News

University chosen to manage lab

The University is one of six schools that has been asked to help manage the Oak Ridge National Laboratory, a research facility in Tennessee. The Oak Ridge National Laboratory is a multi-program science and technology laboratory managed for the U.S.


News

City cracks down on selling parking near Scott Stadium

Several residents near Scott Stadium sell parking spaces in their yards and driveways during home football games, a practice which Charlottesville officials are hoping to stop. After issuing verbal warnings to about six residents at the last home football game Oct.


News

Bayly gala kicks off Film Festival

Last night, students, professors and filmmakers alike celebrated the art of artifice as the 12th Annual Virginia Film Festival commenced. In a departure from the more introspective themes of the past, this year's Festival honors "TechnoVision." The selections recognize the many innovations being made in the world of film technology today, while also looking back at the influence of changing technology throughout film history. One of the guests at last night's opening gala, held at the Bayly Art Museum, was Academy Award-winning makeup and visual effects expert Stan Winston, a 1968 University graduate. When asked about his support for the University's Capital Campaign fund-raising drive, Winston said, "One of the reasons I'm here and one of the reasons that I've been involved in the Arts Council is ... so that the fine art and performing arts programs at Virginia could be stronger." Winston said that in the past he could not recommend the university to people eager to follow his career path. "Now I will be able to recommend Virginia because there is so much energy in bringing the arts of this school up to the standard of the rest of the school," he said. Joining Winston last night at the Festival was three-time Oscar nominee Sigourney Weaver, who has worked with Winston on her upcoming film "Galaxy Quest" as well as in "Aliens," which is to be shown this weekend at the Festival. "Stan is a good friend and wonderful at what he does," she said in an interview with The Cavalier Daily.

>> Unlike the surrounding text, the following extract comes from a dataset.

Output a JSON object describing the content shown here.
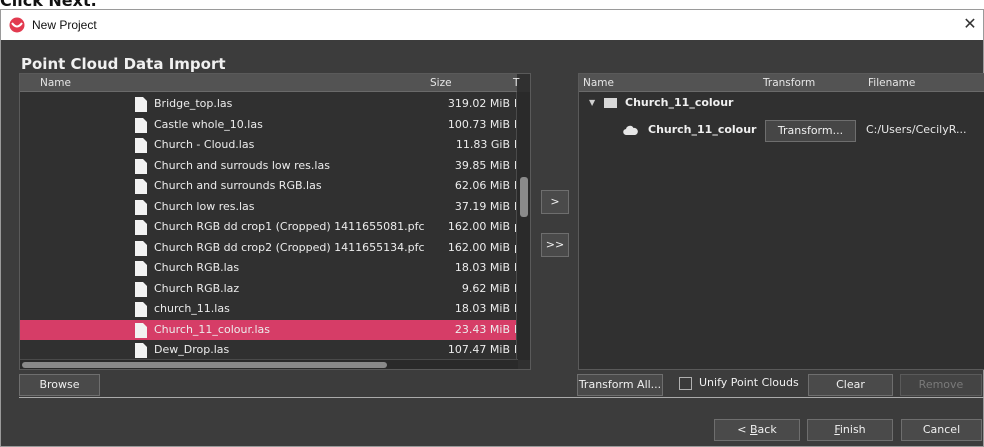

News

EPA recommends financial penalty for oil-spill violations

The Environmental Protection Agency has recommended a $29,989 fine against the University for violating environmental regulations on oil-spill prevention plans. The EPA announcement, which came Wednesday, also cited Lincoln University and Villanova University for similar violations. The University has 20 aboveground oil and gasoline tanks on Grounds used for heating and various other services. Ralph Allen, director of the University's Environmental Health and Safety office, said the EPA's fine occurred because the University's oil spill prevention plans are not specific enough for the EPA's requirements. Facilities Management and Allen's office will work together in drawing up a plan that will comply with the law. But this is not an easy task, Allen said, and "will take significant time and effort." The EPA's enforcement office for Region III has made it a goal to examine institutions of higher education and see whether they follow environmental laws, EPA spokeswoman Ruth Podems said. "Usually we target inspections at different sectors," such as industrial corporations, Podems said, but the EPA has "never targeted universities before." The figure of $29,989 is the estimated benefit the University has accrued by not having the proper plans required by the EPA, she said. Podems stressed that the fine is only a proposal, as the University and the EPA could agree on a settlement amount that is lower than the original amount. The regulations calling for specific oil spill prevention plans are not new ones.


News

Brown heater roasts pet turtle

Tragedy struck in Brown College over Fall Break as temperatures within the dorm complex soared to a hellish 115 degrees when a heating component failed, melting posters off walls, ruining foodstuffs, and smiting one resident, Ronin - Ronin the turtle. Corrie Hall, third-year College student and Brown College resident, returned to her room after Fall Break to find Ronin, her amphibious companion of two years, floating face up in his terrarium. "My pet ... turtle suffered a cruel and inhumane death.